- Adding pieces of fabrics to garments: Embellishing with sequins, silk or other fabrics? The best way to go here is to sewing. I’d love to tell you don’t bother with sewing, but increasing my skills in the sewing department (even though I am still a lay man at best) has led to much better projects than I wouldn’t have managed without. In this case, if possible turn over the edges of the fabric you are adding to stop fraying.
- Best for: Fabrics, some leather projects, adding trimmings and embellishments to garments.
When to glue Glue
- When making accessories: Shoes, bags and jewelry items like that are the perfect time to use glue. There are obviously also going to be times where it isn’t possible to sew an item together (the hardness/size of the material you’re working with) and gluing is the best method.
- Hems of leather: Did you know that even professionals sometimes glue leather hems rather than sewing them? It all depends on the finish they want but that makes it perfect for DIYers. It’s great because leather can be difficult to sew, particularly thick leather. Fabric glue is encouraged but I’ve also used plain PVA glue before with a satisfactory result. It’s best tp glue and then press the hem down with books to set it overnight.
- When adding embellishments to accessories made out of plastic, glass or metal: These types of projects are the perfect time to use glue, preferably a strong quick drying gel type like E6000.
- Glitter to leather or plastic: This one’s pretty obvious, PVA glue works well in this situation.
- Detailed projects: Sometimes the project you are doing is so detailed that sewing it could take you an eternity. Don’t put off a great project just because it’s a big one, personally I think it’s fine to use glue in these situations, as long you are you are happy for it not to last til the end of your days – and are careful when washing.
- When you don’t know how to sew: Not everyone can sew, and although it’s a skill you’ll have for life once you learn it, start out doing what you can and you’ll quickly pick up everything you need. I made lots of projects the easy way using fabric glue when I was starting out, in my opinion every project is a lesson learnt and you’re only going to get better!.
- When you’re out of time – Only got a few minutes to do a quick update to a necklace? This is the perfect time to use glue.
- Best for: Plastic, wood, glitter, metal, glass, leather, pvc, wood.
Toss a coin (aka you decide):
- When attaching fabrics to accessories: sometimes glue will work just as well as sewing, and is also time sensitive, but that will come down to how you’re feeling.
- Rhinestones/beads to leather: Sewing or gluing both work, but for me it depends on the quality of the rhinestones/beads and the leather you are sewing it to – if the rhinestones are expensive crystal ones or the bag cost a mint (like this project) I often sew them on, as it’s less risky because glue can ruin both easily. But if both are I think cheap glue works fine.
- Fabric to leather: Embellishing boots other other leather products with can be quick with glue, but longer lasting with sewing. Take your pick.

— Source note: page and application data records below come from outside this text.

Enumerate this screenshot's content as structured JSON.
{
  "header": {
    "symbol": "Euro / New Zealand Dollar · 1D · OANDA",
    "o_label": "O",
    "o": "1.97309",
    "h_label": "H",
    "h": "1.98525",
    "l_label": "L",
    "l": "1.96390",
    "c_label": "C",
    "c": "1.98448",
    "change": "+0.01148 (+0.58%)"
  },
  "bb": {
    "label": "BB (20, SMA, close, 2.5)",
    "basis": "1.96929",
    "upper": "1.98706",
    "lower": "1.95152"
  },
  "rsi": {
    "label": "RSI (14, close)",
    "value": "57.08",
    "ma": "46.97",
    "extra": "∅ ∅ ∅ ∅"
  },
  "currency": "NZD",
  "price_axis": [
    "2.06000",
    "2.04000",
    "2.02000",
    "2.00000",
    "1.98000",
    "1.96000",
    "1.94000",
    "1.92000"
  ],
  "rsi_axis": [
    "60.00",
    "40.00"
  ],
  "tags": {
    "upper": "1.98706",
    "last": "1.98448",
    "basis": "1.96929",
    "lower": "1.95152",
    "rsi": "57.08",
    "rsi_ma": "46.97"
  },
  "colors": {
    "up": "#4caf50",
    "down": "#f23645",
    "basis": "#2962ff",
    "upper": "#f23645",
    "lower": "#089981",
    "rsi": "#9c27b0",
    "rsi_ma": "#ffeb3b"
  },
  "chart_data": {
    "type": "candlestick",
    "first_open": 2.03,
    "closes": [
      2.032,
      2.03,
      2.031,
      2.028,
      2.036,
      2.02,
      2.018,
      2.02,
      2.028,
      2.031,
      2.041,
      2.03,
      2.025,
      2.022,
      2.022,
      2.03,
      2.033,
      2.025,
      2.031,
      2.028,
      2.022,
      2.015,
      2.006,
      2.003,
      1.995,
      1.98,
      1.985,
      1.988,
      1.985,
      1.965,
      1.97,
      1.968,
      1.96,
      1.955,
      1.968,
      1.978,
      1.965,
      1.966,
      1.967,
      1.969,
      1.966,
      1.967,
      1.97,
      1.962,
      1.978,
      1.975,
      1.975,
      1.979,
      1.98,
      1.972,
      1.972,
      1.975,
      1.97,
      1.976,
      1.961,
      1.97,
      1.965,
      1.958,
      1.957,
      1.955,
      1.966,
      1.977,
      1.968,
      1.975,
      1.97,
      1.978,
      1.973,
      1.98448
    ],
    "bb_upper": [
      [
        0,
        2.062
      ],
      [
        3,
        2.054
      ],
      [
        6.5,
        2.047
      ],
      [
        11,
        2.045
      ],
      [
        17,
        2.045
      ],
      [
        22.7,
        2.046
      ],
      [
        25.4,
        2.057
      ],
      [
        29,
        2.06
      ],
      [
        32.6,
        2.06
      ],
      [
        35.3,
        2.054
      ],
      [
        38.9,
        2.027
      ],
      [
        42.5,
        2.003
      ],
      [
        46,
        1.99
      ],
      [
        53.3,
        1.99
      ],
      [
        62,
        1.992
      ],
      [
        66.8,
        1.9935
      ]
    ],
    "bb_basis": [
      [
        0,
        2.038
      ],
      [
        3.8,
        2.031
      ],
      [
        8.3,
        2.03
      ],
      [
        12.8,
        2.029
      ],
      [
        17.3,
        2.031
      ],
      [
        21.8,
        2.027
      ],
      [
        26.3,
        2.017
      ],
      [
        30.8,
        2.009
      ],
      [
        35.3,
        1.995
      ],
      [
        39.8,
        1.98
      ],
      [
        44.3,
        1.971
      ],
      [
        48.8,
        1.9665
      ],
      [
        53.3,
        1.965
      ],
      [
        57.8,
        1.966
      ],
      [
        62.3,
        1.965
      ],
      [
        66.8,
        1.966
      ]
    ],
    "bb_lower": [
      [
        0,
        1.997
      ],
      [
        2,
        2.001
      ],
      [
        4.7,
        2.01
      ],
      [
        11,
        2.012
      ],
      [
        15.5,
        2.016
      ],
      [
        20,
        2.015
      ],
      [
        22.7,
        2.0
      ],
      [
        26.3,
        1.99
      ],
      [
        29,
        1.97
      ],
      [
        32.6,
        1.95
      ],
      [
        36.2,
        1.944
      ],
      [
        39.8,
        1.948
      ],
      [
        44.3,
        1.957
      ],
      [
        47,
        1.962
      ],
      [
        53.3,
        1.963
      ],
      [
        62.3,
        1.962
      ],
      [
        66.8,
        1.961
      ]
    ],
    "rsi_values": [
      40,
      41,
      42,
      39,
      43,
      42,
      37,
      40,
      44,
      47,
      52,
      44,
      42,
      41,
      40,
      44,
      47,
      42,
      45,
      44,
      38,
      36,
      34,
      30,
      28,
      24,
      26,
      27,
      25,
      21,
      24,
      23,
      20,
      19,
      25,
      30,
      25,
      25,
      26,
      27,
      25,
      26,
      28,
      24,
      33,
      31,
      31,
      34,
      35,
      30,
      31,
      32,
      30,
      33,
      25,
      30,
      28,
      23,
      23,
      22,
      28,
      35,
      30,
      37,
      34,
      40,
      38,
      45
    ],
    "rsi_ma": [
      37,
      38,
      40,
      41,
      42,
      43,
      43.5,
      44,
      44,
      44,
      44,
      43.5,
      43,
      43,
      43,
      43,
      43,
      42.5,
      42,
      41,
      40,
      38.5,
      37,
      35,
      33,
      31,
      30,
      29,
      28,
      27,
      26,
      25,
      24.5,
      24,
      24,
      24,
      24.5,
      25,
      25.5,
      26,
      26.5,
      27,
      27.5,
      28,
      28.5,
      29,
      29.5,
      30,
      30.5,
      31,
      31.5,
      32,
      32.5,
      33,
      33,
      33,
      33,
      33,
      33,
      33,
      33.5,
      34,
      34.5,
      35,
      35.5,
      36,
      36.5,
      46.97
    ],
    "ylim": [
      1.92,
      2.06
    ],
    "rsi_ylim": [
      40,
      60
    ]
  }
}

- Leather to fabric: Adding leather embellishments to a shirt, dress of other garment? Once again glue and sewing both work but gluing is quick whilst sewing is long lasting. Toss a coin or choose depending on how much time you have.
Ok so that’s my take on the question of whether to sew or glue. Do you ever have projects you can’t decide on or have you ever made a mistake (we all have don’t worry!). I would love to hear your take on the sewing vs gluing debate – cos you know, it’s raging.